Early staff can’t always cover for missing crew in the afternoon, British Columbia Ferry Services communications manager Dan McIntosh said.
“Depending on the crew member that is either sick or doesn’t show up or whatever it could be, it could be either a minor inconvenience to the sailing or it could have major repercussions.”
For example, if the captain were ill, the other possible captain might be coming off an overtime shift on a different route. He wouldn’t be able to do another run, McIntosh said.
As for getting the late shift to arrive early—they did come in on Sunday, as they did run the boat—BC Ferries would have exhausted all options. “I can guarantee it,” MacIntosh said.
“You would be surprised how often someone calls in sick and we have to source another body, and how often it’s done within a half-hour, forty-five minutes. If plan A fails, plan B fails, and plan C fails, sometimes you don’t have a plan D. You just don’t have people.”
Ken Dickenson, of CMI Moving Systems, had a plan-A failure because of the ferry waits. Many drivers had to wait five to seven hours on Sunday, as did Dickenson, to get on a ferry.

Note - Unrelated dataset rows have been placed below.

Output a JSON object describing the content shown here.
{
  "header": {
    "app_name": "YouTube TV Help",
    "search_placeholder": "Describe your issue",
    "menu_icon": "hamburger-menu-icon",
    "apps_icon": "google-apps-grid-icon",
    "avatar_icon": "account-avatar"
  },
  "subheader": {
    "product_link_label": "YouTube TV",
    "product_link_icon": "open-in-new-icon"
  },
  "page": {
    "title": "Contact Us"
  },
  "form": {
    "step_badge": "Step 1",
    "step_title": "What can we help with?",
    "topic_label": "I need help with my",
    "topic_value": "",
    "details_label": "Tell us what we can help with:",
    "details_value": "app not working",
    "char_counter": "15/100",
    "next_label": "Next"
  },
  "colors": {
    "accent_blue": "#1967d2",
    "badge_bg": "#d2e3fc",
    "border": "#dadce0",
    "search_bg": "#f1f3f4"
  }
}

Dickenson arrived on the coast with his girlfriend Saturday to deliver furniture to a customer. They stayed overnight and planned to hike Soames Hill the next day.
On Sunday morning, a friend called with news about the cancellations.

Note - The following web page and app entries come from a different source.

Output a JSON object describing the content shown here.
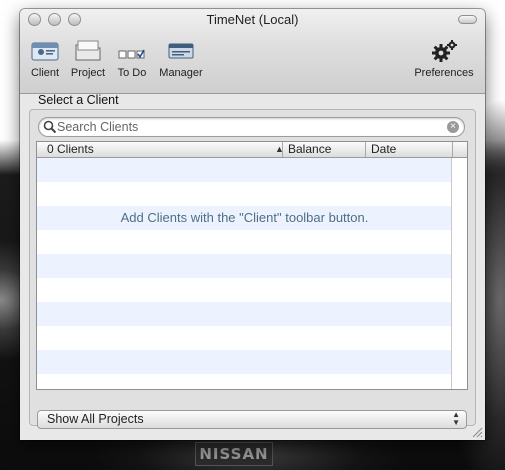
{
  "window": {
    "title": "TimeNet (Local)"
  },
  "toolbar": {
    "items": [
      {
        "label": "Client",
        "icon": "client-icon"
      },
      {
        "label": "Project",
        "icon": "project-icon"
      },
      {
        "label": "To Do",
        "icon": "todo-icon"
      },
      {
        "label": "Manager",
        "icon": "manager-icon"
      },
      {
        "label": "Preferences",
        "icon": "gear-icon"
      }
    ]
  },
  "main": {
    "section_label": "Select a Client",
    "search": {
      "placeholder": "Search Clients",
      "value": ""
    },
    "table": {
      "columns": [
        "0 Clients",
        "Balance",
        "Date"
      ],
      "sorted_column": "0 Clients",
      "sort_direction": "ascending",
      "rows": [],
      "empty_message": "Add Clients with the \"Client\" toolbar button."
    },
    "project_filter": {
      "selected": "Show All Projects"
    }
  },
  "desktop": {
    "badge_text": "NISSAN"
  },
  "colors": {
    "row_alt": "#edf3fe",
    "empty_text": "#4e6f86"
  }
}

“So we headed down to the ferry terminal at 10 a.m. to be told that we’d be on the 3:15,” Dickenson said. “We had to park the car there and go walk the dog on the beach for hours.”
“We had to rearrange all our plans,” his girlfriend, blues singer Jamie Dale, said.
D.J. Wood, from Port Coquitlam, spent the morning mountain biking on the Coast. He and his friends heard about the cancellations and scrapped their afternoon biking plans. They arrived at the terminal around 2 p.m. They had to wait for the 7:40 p.m. sailing.
“It was a hiccup,” Wood said. He and about a dozen friends were sprawled on the asphalt in the overflow parking lot, talking and waiting at 3 p.m. Sunday. By that time, the 7:40 ferry was full and drivers who had just arrived were forced to wait for the last ferry of the day, set for 9:50 p.m. That filled up by 8 p.m.
BC Ferries bought in water taxies, and no one was left at the Langdale terminal.